Provide documents with names, addresses and account numbers.
2) Things not to do during the escrow process:
Do not transfer funds from one bank account to another.
Do not make unusual large deposits into your bank account or you will need to provide documentation for the source of any deposits.
Do not buy a car just prior to buying a house of during the escrow process.
Do not spend large sums of money buying furniture or appliances.
Do not change jobs.
Do not apply for new credit cards.
Do not close existing credit cards.
3) The lender is going to require a letter of explanation and/or support documentation for:
Recent inquiries on your credit report.
Derogatory items on your credit report.
Recent deposits into your bank account.
Recent transfers of money from one account to another.
Evidence earnest money deposit has cleared your account.
4) If you are receiving gift funds the lender will require:
A gift letter signed by you and the gift donor.
Evidence of the donors ability to gift the funds – a bank statement.
Evidence of the receipt of the gift funds – a copy of the check or wire.
Evidence of the funds being received into your account.
If you have questions or are looking for a wonderful lender, give me a call today at (408) 410-2060!
1) Don’t buy or lease an auto – Lenders look carefully at your debt-to-income ratio. A large payment such as a car lease or purchase can greatly impact those ratios and prevent you from qualifying for a home loan.
2) Don’t move assets from one bank account to another – These transfers show up as new deposits and complicate the application process as you must then disclose and document the source of funds for each new account. The lender can verify each account as it currently exists. You can consolidate your accounts later if necessary.
3) Don’t change jobs – A new job may involve a probation period, which must be satisfied before income from the new job can be considered for qualifying purposes.
4) Don’t buy new furniture or major appliances with a credit card – If the new purchases increase the amount of debt you are responsible for on a monthly basis, there is a possibility this may disqualify you from getting the loan or even cut down the amount of available funds for closing costs.
5) Be aware of who runs your credit report – This will show as an inquiry on your lender’s credit report. Inquiries must be explained in writing.
6) Don’t attempt to consolidate bills before speaking with your lender – The loan officer can advise you if this needs to be done.
7) Don’t pack of ship information needed for the loan application – Important paperwork such as W-2 forms, divorce decrees and tax returns should not be sent with your household goods. Duplicate copies take weeks to obtain, and could stall the closing date on your transaction.
If you need help finding a reliable & reputable lender, give me a call! I have some fantastic lenders I can refer you to to qualify you for buying a new home.

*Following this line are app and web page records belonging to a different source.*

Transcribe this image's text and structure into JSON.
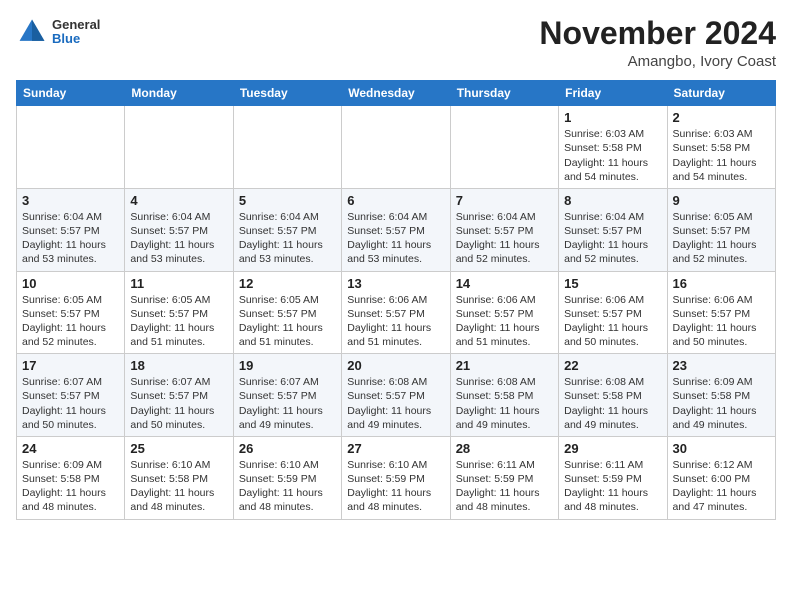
{
  "header": {
    "logo_general": "General",
    "logo_blue": "Blue",
    "month": "November 2024",
    "location": "Amangbo, Ivory Coast"
  },
  "weekdays": [
    "Sunday",
    "Monday",
    "Tuesday",
    "Wednesday",
    "Thursday",
    "Friday",
    "Saturday"
  ],
  "weeks": [
    [
      {
        "day": "",
        "info": ""
      },
      {
        "day": "",
        "info": ""
      },
      {
        "day": "",
        "info": ""
      },
      {
        "day": "",
        "info": ""
      },
      {
        "day": "",
        "info": ""
      },
      {
        "day": "1",
        "info": "Sunrise: 6:03 AM\nSunset: 5:58 PM\nDaylight: 11 hours and 54 minutes."
      },
      {
        "day": "2",
        "info": "Sunrise: 6:03 AM\nSunset: 5:58 PM\nDaylight: 11 hours and 54 minutes."
      }
    ],
    [
      {
        "day": "3",
        "info": "Sunrise: 6:04 AM\nSunset: 5:57 PM\nDaylight: 11 hours and 53 minutes."
      },
      {
        "day": "4",
        "info": "Sunrise: 6:04 AM\nSunset: 5:57 PM\nDaylight: 11 hours and 53 minutes."
      },
      {
        "day": "5",
        "info": "Sunrise: 6:04 AM\nSunset: 5:57 PM\nDaylight: 11 hours and 53 minutes."
      },
      {
        "day": "6",
        "info": "Sunrise: 6:04 AM\nSunset: 5:57 PM\nDaylight: 11 hours and 53 minutes."
      },
      {
        "day": "7",
        "info": "Sunrise: 6:04 AM\nSunset: 5:57 PM\nDaylight: 11 hours and 52 minutes."
      },
      {
        "day": "8",
        "info": "Sunrise: 6:04 AM\nSunset: 5:57 PM\nDaylight: 11 hours and 52 minutes."
      },
      {
        "day": "9",
        "info": "Sunrise: 6:05 AM\nSunset: 5:57 PM\nDaylight: 11 hours and 52 minutes."
      }
    ],
    [
      {
        "day": "10",
        "info": "Sunrise: 6:05 AM\nSunset: 5:57 PM\nDaylight: 11 hours and 52 minutes."
      },
      {
        "day": "11",
        "info": "Sunrise: 6:05 AM\nSunset: 5:57 PM\nDaylight: 11 hours and 51 minutes."
      },
      {
        "day": "12",
        "info": "Sunrise: 6:05 AM\nSunset: 5:57 PM\nDaylight: 11 hours and 51 minutes."
      },
      {
        "day": "13",
        "info": "Sunrise: 6:06 AM\nSunset: 5:57 PM\nDaylight: 11 hours and 51 minutes."
      },
      {
        "day": "14",
        "info": "Sunrise: 6:06 AM\nSunset: 5:57 PM\nDaylight: 11 hours and 51 minutes."
      },
      {
        "day": "15",
        "info": "Sunrise: 6:06 AM\nSunset: 5:57 PM\nDaylight: 11 hours and 50 minutes."
      },
      {
        "day": "16",
        "info": "Sunrise: 6:06 AM\nSunset: 5:57 PM\nDaylight: 11 hours and 50 minutes."
      }
    ],
    [
      {
        "day": "17",
        "info": "Sunrise: 6:07 AM\nSunset: 5:57 PM\nDaylight: 11 hours and 50 minutes."
      },
      {
        "day": "18",
        "info": "Sunrise: 6:07 AM\nSunset: 5:57 PM\nDaylight: 11 hours and 50 minutes."
      },
      {
        "day": "19",
        "info": "Sunrise: 6:07 AM\nSunset: 5:57 PM\nDaylight: 11 hours and 49 minutes."
      },
      {
        "day": "20",
        "info": "Sunrise: 6:08 AM\nSunset: 5:57 PM\nDaylight: 11 hours and 49 minutes."
      },
      {
        "day": "21",
        "info": "Sunrise: 6:08 AM\nSunset: 5:58 PM\nDaylight: 11 hours and 49 minutes."
      },
      {
        "day": "22",
        "info": "Sunrise: 6:08 AM\nSunset: 5:58 PM\nDaylight: 11 hours and 49 minutes."
      },
      {
        "day": "23",
        "info": "Sunrise: 6:09 AM\nSunset: 5:58 PM\nDaylight: 11 hours and 49 minutes."
      }
    ],
    [
      {
        "day": "24",
        "info": "Sunrise: 6:09 AM\nSunset: 5:58 PM\nDaylight: 11 hours and 48 minutes."
      },
      {
        "day": "25",
        "info": "Sunrise: 6:10 AM\nSunset: 5:58 PM\nDaylight: 11 hours and 48 minutes."
      },
      {
        "day": "26",
        "info": "Sunrise: 6:10 AM\nSunset: 5:59 PM\nDaylight: 11 hours and 48 minutes."
      },
      {
        "day": "27",
        "info": "Sunrise: 6:10 AM\nSunset: 5:59 PM\nDaylight: 11 hours and 48 minutes."
      },
      {
        "day": "28",
        "info": "Sunrise: 6:11 AM\nSunset: 5:59 PM\nDaylight: 11 hours and 48 minutes."
      },
      {
        "day": "29",
        "info": "Sunrise: 6:11 AM\nSunset: 5:59 PM\nDaylight: 11 hours and 48 minutes."
      },
      {
        "day": "30",
        "info": "Sunrise: 6:12 AM\nSunset: 6:00 PM\nDaylight: 11 hours and 47 minutes."
      }
    ]
  ]
}
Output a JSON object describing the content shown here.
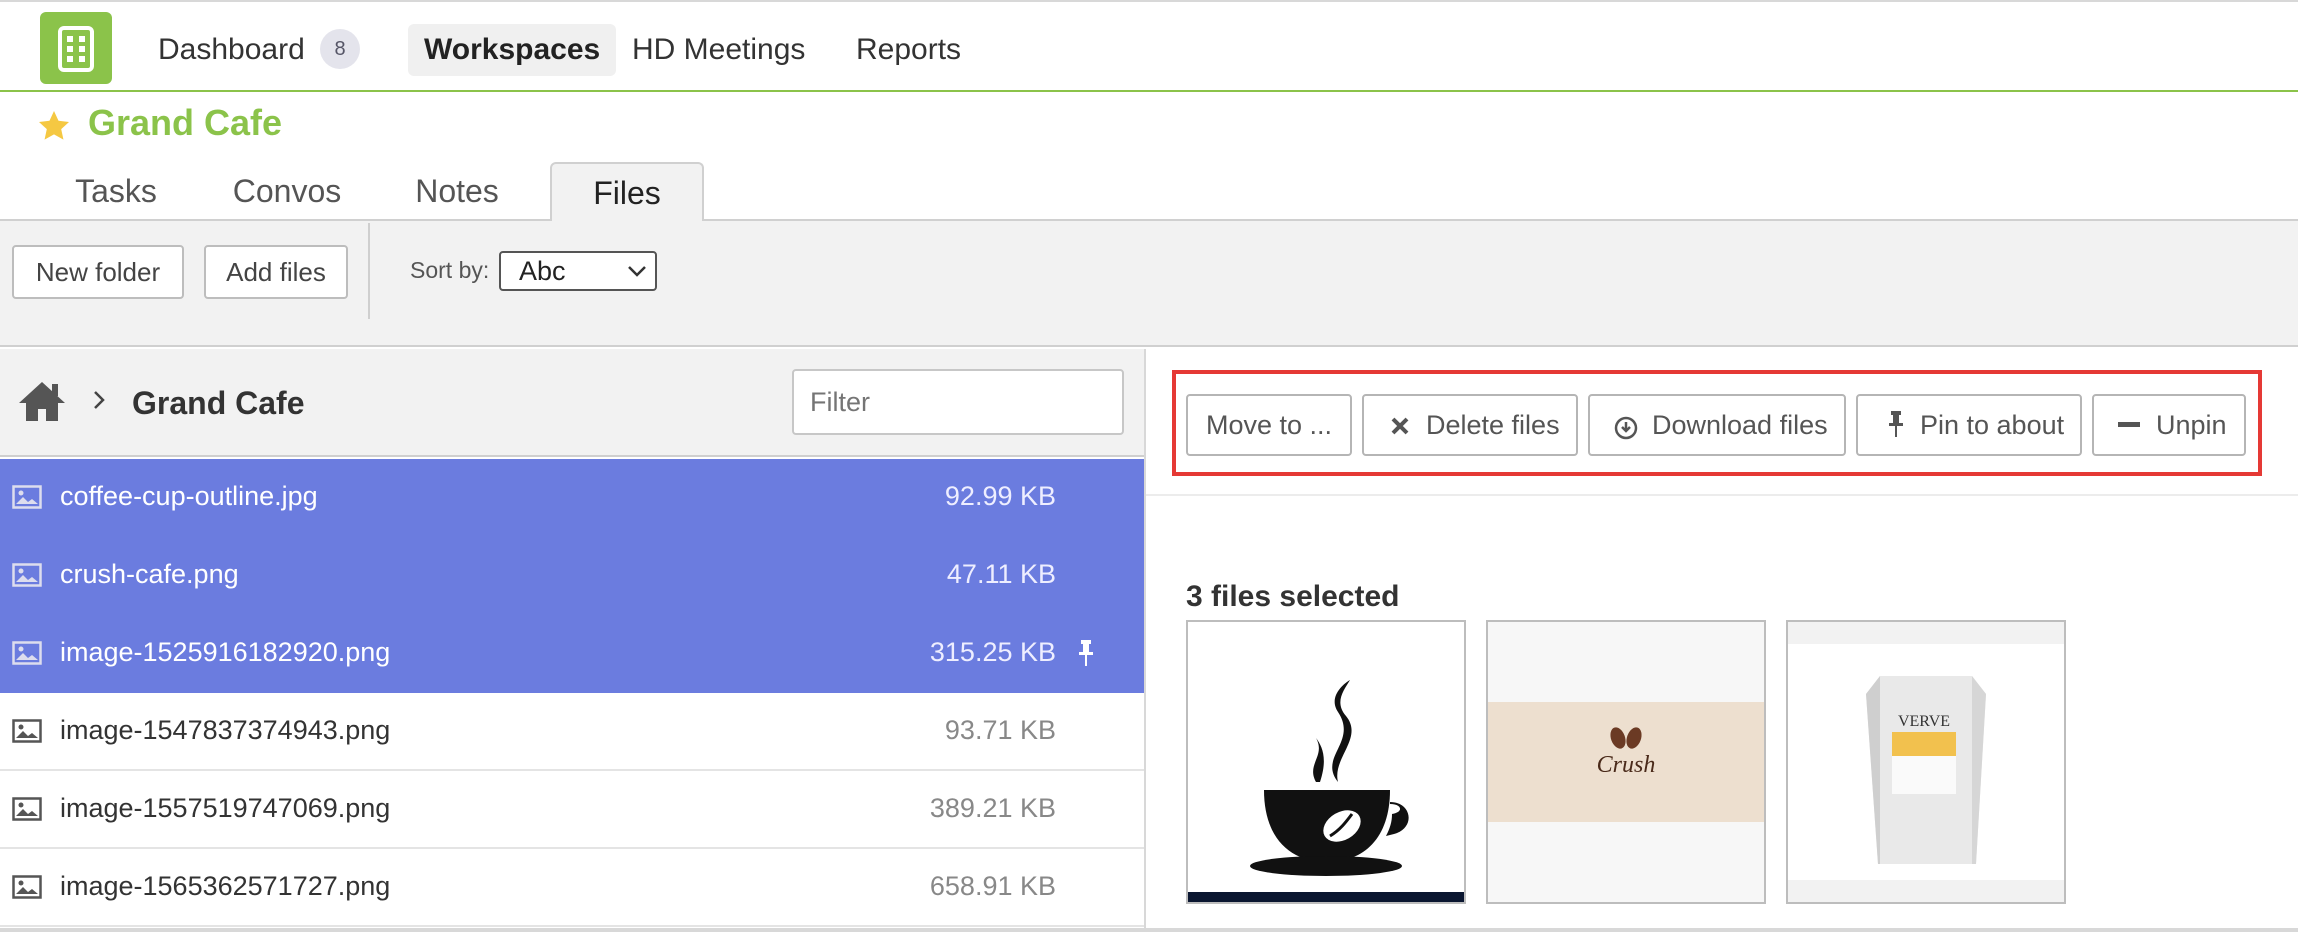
{
  "nav": {
    "items": [
      {
        "label": "Dashboard",
        "badge": "8",
        "active": false
      },
      {
        "label": "Workspaces",
        "active": true
      },
      {
        "label": "HD Meetings",
        "active": false
      },
      {
        "label": "Reports",
        "active": false
      }
    ],
    "brand_color": "#8bc34a"
  },
  "workspace": {
    "name": "Grand Cafe",
    "favorite_icon": "star-icon"
  },
  "tabs": [
    {
      "label": "Tasks",
      "active": false
    },
    {
      "label": "Convos",
      "active": false
    },
    {
      "label": "Notes",
      "active": false
    },
    {
      "label": "Files",
      "active": true
    }
  ],
  "toolbar": {
    "new_folder_label": "New folder",
    "add_files_label": "Add files",
    "sort_label": "Sort by:",
    "sort_value": "Abc"
  },
  "breadcrumb": {
    "home_icon": "home-icon",
    "current": "Grand Cafe"
  },
  "filter": {
    "placeholder": "Filter"
  },
  "files": [
    {
      "name": "coffee-cup-outline.jpg",
      "size": "92.99 KB",
      "selected": true,
      "pinned": false
    },
    {
      "name": "crush-cafe.png",
      "size": "47.11 KB",
      "selected": true,
      "pinned": false
    },
    {
      "name": "image-1525916182920.png",
      "size": "315.25 KB",
      "selected": true,
      "pinned": true
    },
    {
      "name": "image-1547837374943.png",
      "size": "93.71 KB",
      "selected": false,
      "pinned": false
    },
    {
      "name": "image-1557519747069.png",
      "size": "389.21 KB",
      "selected": false,
      "pinned": false
    },
    {
      "name": "image-1565362571727.png",
      "size": "658.91 KB",
      "selected": false,
      "pinned": false
    }
  ],
  "actions": {
    "move_label": "Move to ...",
    "delete_label": "Delete files",
    "download_label": "Download files",
    "pin_label": "Pin to about",
    "unpin_label": "Unpin",
    "highlight_color": "#e53935"
  },
  "selection": {
    "count_label": "3 files selected"
  },
  "thumbnails": {
    "crush_logo_text": "Crush",
    "verve_logo_text": "VERVE"
  },
  "colors": {
    "selected_row": "#6b7cdf"
  }
}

If you are underwater on your home or were foreclosed upon between 2008 and 2011 there could be some relief coming your way according to an article from CNNMoney today. Federal and state officials have agreed to a $26 billion settlement of potential state charges of home seizures made without required paperwork and improper foreclosure practices based on robosigning by the five largest lenders in the country – Bank of America, JP Morgan Chase, Citigroup, Wells Fargo and Ally Financial.
About $17 billion will be used to reduce the principal for underwater homeowners and could mean a reduction for as many as 1 million people. While this is a start, the average reduction would be about $17,000, so might not go a long way in assisting those upside down on their mortgages. In addition, about 750,000 homeowners who are current on their mortgages will be able to refinance their loans to take advantage of the current record-low interest rates. About $1.5 billion will also go to homeowners foreclosed upon between 2008 and 2011 and who meet other criteria. They will be eligible to receive $2,000 for charges of robosigning.
Negotiations are underway to expand the current settlement to nine other servicers, potentially expanding the settlement to $30 billion.
It is important to note that even though a homeowner may accept settlement from the bank, it does not inhibit their ability to file criminal prosecution charges against the bank.